Over 200 regional FTAs now account for about one-third of global trade. While these generally promote economic growth in member nations, they can also create obstacles for multilateralism. There is speculation whether a large number of FTAs will threaten the health of the worldwide free trade system (Newfarmer, 2005).
THE UNITED STATES--COLOMBIA FTA
The United States-Colombia Trade Promotion Agreement (CTPA) is the proposed FTA, which is a bilateral commercial treaty for eliminating obstacles to trade and favoring private investment between the United States and Colombia. This agreement emerged from failed multilateral negotiations between the United States, Colombia, Peru, and Ecuador. The United States concluded negotiations with Peru in December 2005 while negotiations with Ecuador are continuing. The first bilateral trade negotiations between United States and Colombia were initiated in May 2004, and the US-Colombia FTA (will be henceforth called the CTPA) was signed in November 2006. The agreement was renegotiated to include more rigorous environmental and labor standards via a Protocol of Amendment that was signed in June 2007 which was presented by both countries to their respective congresses.

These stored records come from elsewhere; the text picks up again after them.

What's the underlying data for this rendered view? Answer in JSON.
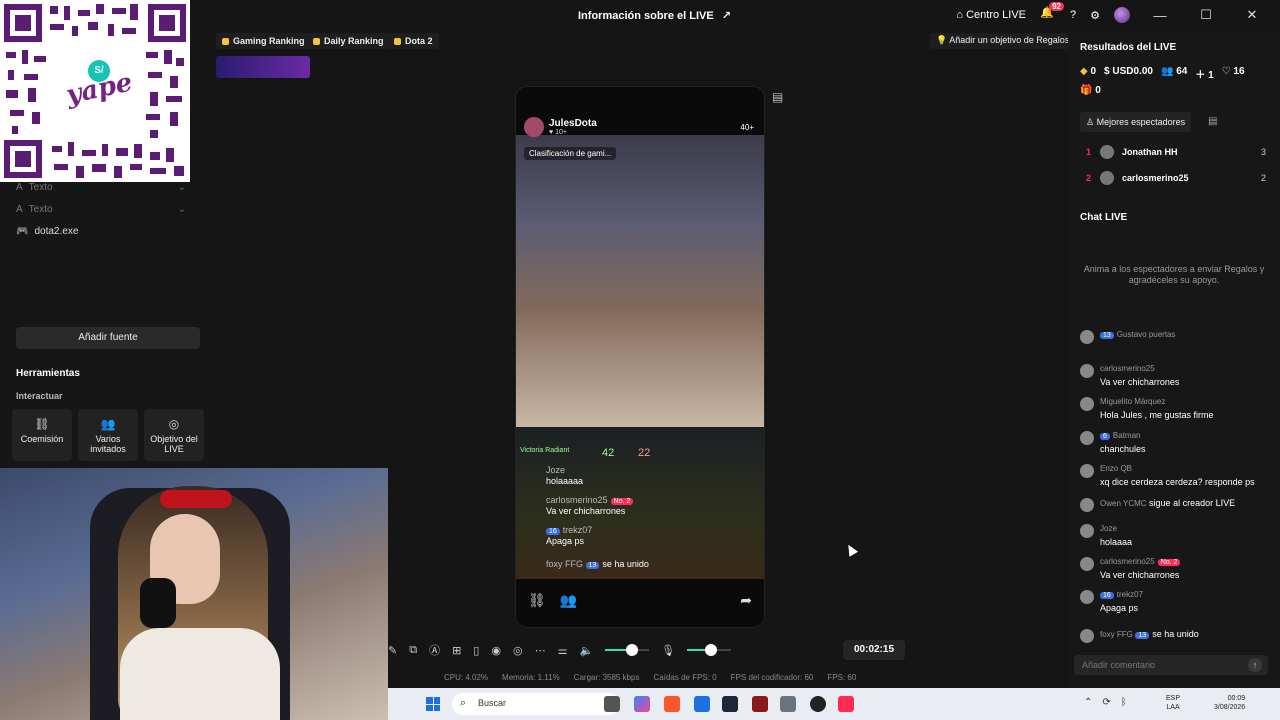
{
  "titlebar": {
    "title": "Información sobre el LIVE",
    "centro_live": "Centro LIVE",
    "notif_count": "92",
    "minimize": "—",
    "maximize": "☐",
    "close": "✕"
  },
  "chips": {
    "gaming": "Gaming Ranking",
    "daily": "Daily Ranking",
    "dota": "Dota 2",
    "goal": "Añadir un objetivo de Regalos"
  },
  "sidebar": {
    "sources": [
      {
        "label": "Texto"
      },
      {
        "label": "Texto"
      },
      {
        "label": "dota2.exe"
      }
    ],
    "add_source": "Añadir fuente",
    "tools_title": "Herramientas",
    "tools_sub": "Interactuar",
    "tools": [
      {
        "label": "Coemisión",
        "icon": "link-icon"
      },
      {
        "label": "Varios invitados",
        "icon": "users-icon"
      },
      {
        "label": "Objetivo del LIVE",
        "icon": "target-icon"
      }
    ]
  },
  "preview": {
    "streamer": "JulesDota",
    "likes": "♥ 10+",
    "viewers": "40+",
    "clasificacion": "Clasificación de gami...",
    "overlay": {
      "victoria": "Victoria Radiant",
      "score_a": "42",
      "score_b": "22",
      "chat": [
        {
          "name": "Joze",
          "text": "holaaaaa"
        },
        {
          "name": "carlosmerino25",
          "badge": "No. 2",
          "text": "Va ver chicharrones"
        },
        {
          "name": "trekz07",
          "lvl": "16",
          "text": "Apaga ps"
        }
      ],
      "joined_name": "foxy FFG",
      "joined_lvl": "13",
      "joined_text": "se ha unido"
    }
  },
  "controls": {
    "timer": "00:02:15",
    "volume_level": 0.6,
    "mic_level": 0.55
  },
  "stats": {
    "cpu": "CPU: 4.02%",
    "memoria": "Memoria: 1.11%",
    "cargar": "Cargar: 3585 kbps",
    "caidas": "Caídas de FPS: 0",
    "fps_cod": "FPS del codificador: 60",
    "fps": "FPS: 60"
  },
  "right": {
    "results_title": "Resultados del LIVE",
    "diamonds": "0",
    "usd": "USD0.00",
    "viewers": "64",
    "new_followers": "1",
    "likes": "16",
    "gifts": "0",
    "best_viewers": "Mejores espectadores",
    "ranking": [
      {
        "pos": "1",
        "name": "Jonathan HH",
        "value": "3"
      },
      {
        "pos": "2",
        "name": "carlosmerino25",
        "value": "2"
      }
    ],
    "chat_title": "Chat LIVE",
    "chat_empty": "Anima a los espectadores a enviar Regalos y agradéceles su apoyo.",
    "messages": [
      {
        "lvl": "13",
        "name": "Gustavo puertas",
        "text": ""
      },
      {
        "name": "carlosmerino25",
        "text": "Va ver chicharrones"
      },
      {
        "name": "Miguelito Márquez",
        "text": "Hola Jules , me gustas firme"
      },
      {
        "lvl": "6",
        "name": "Batman",
        "text": "chanchules"
      },
      {
        "name": "Enzo QB",
        "text": "xq dice cerdeza cerdeza? responde ps"
      },
      {
        "name": "Owen YCMC",
        "inline": "sigue al creador LIVE"
      },
      {
        "name": "Joze",
        "text": "holaaaa"
      },
      {
        "name": "carlosmerino25",
        "badge": "No. 2",
        "text": "Va ver chicharrones"
      },
      {
        "lvl": "16",
        "name": "trekz07",
        "text": "Apaga ps"
      },
      {
        "name": "foxy FFG",
        "lvl2": "13",
        "inline": "se ha unido"
      }
    ],
    "comment_placeholder": "Añadir comentario"
  },
  "taskbar": {
    "search": "Buscar",
    "lang1": "ESP",
    "lang2": "LAA",
    "time": "00:09",
    "date": "3/08/2026"
  }
}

The proposed CTPA is a comprehensive FTA that will address issues relating to trade commerce, customs administration and trade facilitation, and remove technical barriers to trade, while safeguarding intellectual property rights, and labor and environmental standards. It will additionally include government procurement, investment, telecommunications and electronic commerce. Under this agreement, Colombia will eliminate most of its tariffs on US exports, and US companies will have greater access to Colombia's services sectors than other World Trade Organization (WTO) members. US companies will gain an advantage in Colombian markets by the elimination of tariffs on 80 percent of US consumer, industrial and agricultural goods. An additional 7 percent of US exports will be covered under the duty-free umbrella within five years of implementation, while the remaining tariffs will be eliminated ten years after implementation of the CTPA (Eslava, Haltinwanger and Kugler, 2004).
On the Columbian side, after the CTPA was signed it was submitted to the Colombian Congress in November 2006 and was approved in June 2007 and became a public law, Ley 143, in July 2007. The Amendment was subsequently approved by Columbian Senate and House and became public Law, Ley 1116, in November 2007. The Colombia's Constitutional Court completed its review in July 2008 and concluded that the Agreement conforms to Colombia's Constitution.
The CTPA is still languishing in the US Congress. It was not approved before the change of administration in January 2009, because it failed to garner bipartisan support. The current administration will reportedly favor the free trade initiative, provided Colombia can demonstrate adequate protection of human and labor rights. But there is no declared timetable yet, to implement the CTPA, given the looming controversy over the safety of Colombian labor leaders. …